New EU CT Reg: Headway, Concerns

August 26, 2015
Lisa Henderson
Applied Clinical Trials

Approved by the European Parliament in April 2014 is EU Regulation 536/2014, which replaces the decade-old Directive 2001/20/EC – the Clinical Trials Directive. While approved last year, it does not apply earlier than May 28, 2016-leaving interested parties only nine months to prepare for its arrival.

Approved by the European Parliament in April 2014 is EU Regulation 536/2014, which replaces the decade-old Directive 2001/20/EC – the Clinical Trials Directive. While approved last year, it does not apply earlier than May 28, 2016-leaving interested parties only nine months to prepare for its arrival.

The benefits associated with the new Regulation include a single submission portal, standardized content of clinical trial applications, information about subject protection and informed consent, more stringent requirements for reporting trial progress and greater transparency about clinical trials. The operational database for clinical trials and a portal for submissions will be set up by the EMA by January 2016. The portal must have six months of functionality before the regulation comes into effect, thus determining the earliest date as May 28, 2016.

However, even with these benefits, the past Directive is linked with the uncertainty of the future regulation, as came to light in a recent survey. In June, Applied Clinical Trials and SCORR Marketing surveyed our audience on global regulatory issues, with the new directive central to the questionnaire. You can download the report here.

In the survey, we asked if Directive 2001/20/EC has impacted your organization. The majority-57%-said yes. When asked how, the respondents said increased costs followed by increased bureaucracy at 54% and 46% respectively. Our EU expert and Brussels correspondent Peter O’Donnell noted, “The nature of the impact is in line with general concerns expressed by the clinical trial community during and since the Directive’s genesis: the increased bureaucracy is nearly as inimical as the increased cost.”

Dr. Martine Dehlinger-Kremer, Global VP, Medical and Regulatory Affairs for SynteractHCR, said that the noted increase in costs is indicative of the greater administrative costs, which affects smaller biopharma even more than larger pharma. “What happened was before the Directive, when you just needed to submit the Clinical Trial Approval (CTA) some countries didn’t request all of the same information. But with the Directive there was a significant increase in the amount of data needed for the submission.

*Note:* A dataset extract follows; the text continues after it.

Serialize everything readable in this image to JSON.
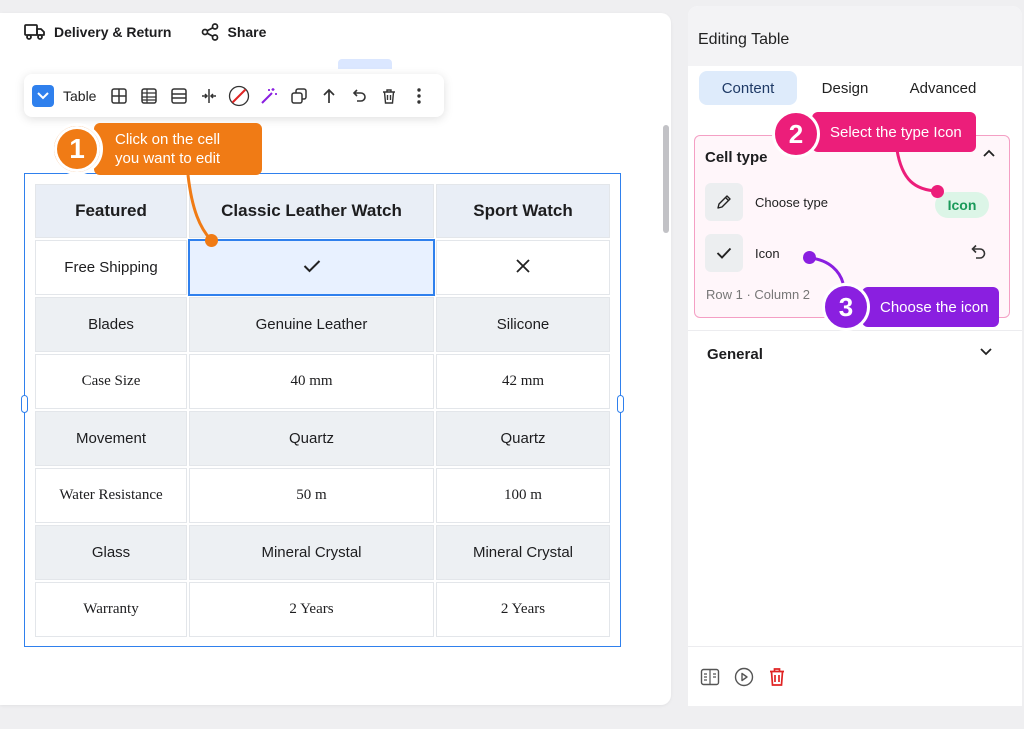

There was also use among different Member States requesting different information, so you could not ‘re-use’ it for different countries,” Dehlinger-Kremer explained.

There has been concern that there is a marked decline in clinical trials placed in Western Europe, which is a direct result of the Directive 2001/20/EC. However, when asked if the Directive has made Europe a less attractive place to conduct clinical trials, 59% said no and 41% said yes. Said O’Donnell: “It’s worth noting [in that response] that before the Directive, EU was already becoming less attractive for clinical trials, so the Directive, bad as it was, hardly made that much difference to the ongoing decline.” That was reflected in the respondents’ choice that the Directive was not the offender in the decline, but part of a global trend.

The EU Regulation 536/2014 will be applied in full in all Member States, with no need for separate national legislation, with the hope the result will be consistent and uniform application throughout the EU. 

However, the respondents to our survey are equally divided on the potential positive benefits of the new Regulation. Do you feel that the introduction of the EU- CTR (EU) 536/2014 will go far enough to

address some of the obstacles to doing research in Europe? Yes, 51% and No 49%. O’Donnell paints these results as the general problems around a cohesive Europe. “Hopeless, helpless, divided and uncertain – but unsurprising, given some of the persistent imponderables of the new regulation. For example, there have been intensive discussions on how to make the single portal work, or how to corral ethics committees into faster decision-making – but still little in the way of solutions.”

Dehlinger-Kremer is a bit more optimistic, saying, “The Directive is not perfect, but it is better than what was in place.” She points that the previous Directive did try to standardize a lot, and that much has been resolved in the new Regulation. “Those that responded no, if they are a smaller company doing a study in only one or two countries, then the costs might going to be higher,” she explained. For companies with larger pockets, the compiling of the scientific data for the clinical trial application, is the same whether you are doing a study in one country or three countries. “There is more transparency in the process than what we have now. And I think that brings trust into Europe.”

 

Looking for insight to put the new regulation into practice?

This October, CBI is hosting a prep forum for the New EU Clinical Trial Regulation. Join industry thought leaders and early adopters to develop an implementation roadmap and evaluate the impact of the new directive on global programs. Click here to learn more and register.